He was good enough---and lucky---for a while, to live in that Win--Lose, Black--White, Do-or-Die world of the international super TV athlete. It was a beautiful show while it lasted, and Killy did his thing better than anyone else has ever done it before.
But now, with nothing else to win, he is down on the killing floor with the rest of us---sucked into strange and senseless wars on unfamiliar items; haunted by a sense of loss that no amount of money can ever replace; mocked by the cotton-candy rules of a mean game that still awes him . . . locked into a gilded life-style where winning means keeping his mouth shut and reciting, on cue, from other men's scripts. This is Jean Claude Killy's new world: He is a handsome middle-class French boy who trained hard and learned to ski so well that now his name is immensely saleable on the marketplace of a crazily inflated culture-economy that eats its heroes like hotdogs and honors them on about the same level.

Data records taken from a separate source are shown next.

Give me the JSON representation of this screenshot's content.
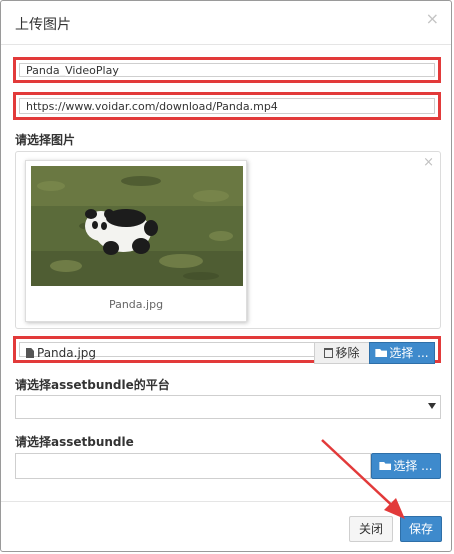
{
  "dialog": {
    "title": "上传图片",
    "close_glyph": "×"
  },
  "name_field": {
    "value": "Panda_VideoPlay"
  },
  "url_field": {
    "value": "https://www.voidar.com/download/Panda.mp4"
  },
  "image_section": {
    "label": "请选择图片",
    "preview_close_glyph": "×",
    "thumbnail_caption": "Panda.jpg",
    "file_name": "Panda.jpg",
    "remove_label": "移除",
    "choose_label": "选择 ..."
  },
  "platform_section": {
    "label": "请选择assetbundle的平台",
    "selected_value": ""
  },
  "assetbundle_section": {
    "label": "请选择assetbundle",
    "value": "",
    "choose_label": "选择 ..."
  },
  "footer": {
    "close_label": "关闭",
    "save_label": "保存"
  },
  "colors": {
    "highlight": "#e23a3a",
    "primary": "#3e8acc"
  }
}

His TV-hero image probably surprises him more than it does the rest of us. We take whatever heroes come our way, and we're not inclined to haggle. Killy seems to understand this, too. He is taking advantage of a money-scene that never existed before and might never work again---at least not in his lifetime or ours, and maybe not even next year.
On balance, it seems unfair to dismiss him as a witless greedhead, despite all the evidence. Somewhere behind that wistful programmed smile I suspect there is something akin to what Norman Mailer once called (speaking of James Jones) "an animal sense of who has the power." There is also a brooding contempt for the American system that has made him what he is. Killy doesn't understand this country; he doesn't even like it---but there is no question in his mind about his own proper role in a scene that is making him rich. He is his manager's creature, and if Mark McCormack wants him to star in a geek film or endorse some kind of skin-grease he's never heard of . . . well, that's the way it is. Jean-Claude is a good soldier; he takes orders well and he leaves quickly. He would rise through the ranks in any army.
Killy reacts; thinking is not his gig. So it is hard to honor him for whatever straight instincts he still cultivates in private---while he mocks them in public, for huge amounts of money. The echo of Gatsby's style recalls the truth that Jimmy Gatz was really just a rich crook and a booze salesman. But Killy is not Gatsby: He is a bright young Frenchman with a completely original act . . . and a pragmatic frame of reference that is better grounded, I suspect, than my own. He is doing pretty well for himself, and nothing in his narrow, high-powered experience can allow him to understand how I can watch his act and say that it looks, to me, like a very hard dollar---maybe the hardest.
Tags: Hunter S. Thompson